>>         form of a POST =
>>          > from a provider that supports SSL, then the user will see
>>         a browser warning=
>>         > for posting to an insecure form.
>>         >
>>         > Here's an example:
>>         >
>>         > - realm: http://open.lukeshepard.com/
>>          > - return_to: http://open.lukeshepard.com/openid/receiver.php
>>         > - provider endpoint: https://www.google.com/accounts/o8/ud
>>          >
>>         > Let's suppose that the response is too long for a GET
>>         redirect, so the prov=
>>         > ider chooses to POST (as Google and others sometimes do).
>>         >
>>         > The user would see a warning like this:
>>         >
>>          > [cid:3325014638_6495490]
>>         >
>>         > To preserve the user experience and avoid that popup,
>>         relying parties would=
>>         > want to make sure their receiver is HTTPS.
>>         >
>>         > Alternative
>>         >
>>         > What do you think about loosening the realm/return_to
>>         protocol/domain match=
>>          > requirements?
>>         >
>>         > This kinda sucks though, since it means the REALM also must
>>         be HTTPS, even =
>>         > though the HTTP version would seem to be "canonical". I
>>         wonder, would we al=
>>         > low an HTTPS return_to if the realm was HTTP? It seems that
>>         the HTTP versio=
>>          > n of the realm would be better, and should be able to mean
>>         "accept either p=
>>         > rotocol". Or better yet, you should be able to specify a
>>         realm without a pr=
>>         > otocol at all.
>>         >
>>         > Thoughts?
>>          >
>>         > _______________________________________________
>>         > specs mailing list
>>         > specs at openid.net
>>         > http://openid.net/mailman/listinfo/specs
>>          >
>>         >
>>
>>
>>
>
> =
> ------------------------------------------------------------------------
>

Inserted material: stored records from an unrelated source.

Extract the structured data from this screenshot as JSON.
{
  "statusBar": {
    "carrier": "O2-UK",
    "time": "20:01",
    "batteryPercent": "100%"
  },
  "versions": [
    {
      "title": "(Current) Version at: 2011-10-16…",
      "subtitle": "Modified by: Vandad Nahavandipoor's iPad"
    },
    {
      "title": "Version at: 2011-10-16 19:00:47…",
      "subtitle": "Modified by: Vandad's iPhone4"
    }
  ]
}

> _______________________________________________
> specs mailing list
> specs at openid.net
> http://openid.net/mailman/listinfo/specs
>   



More information about the specs mailing list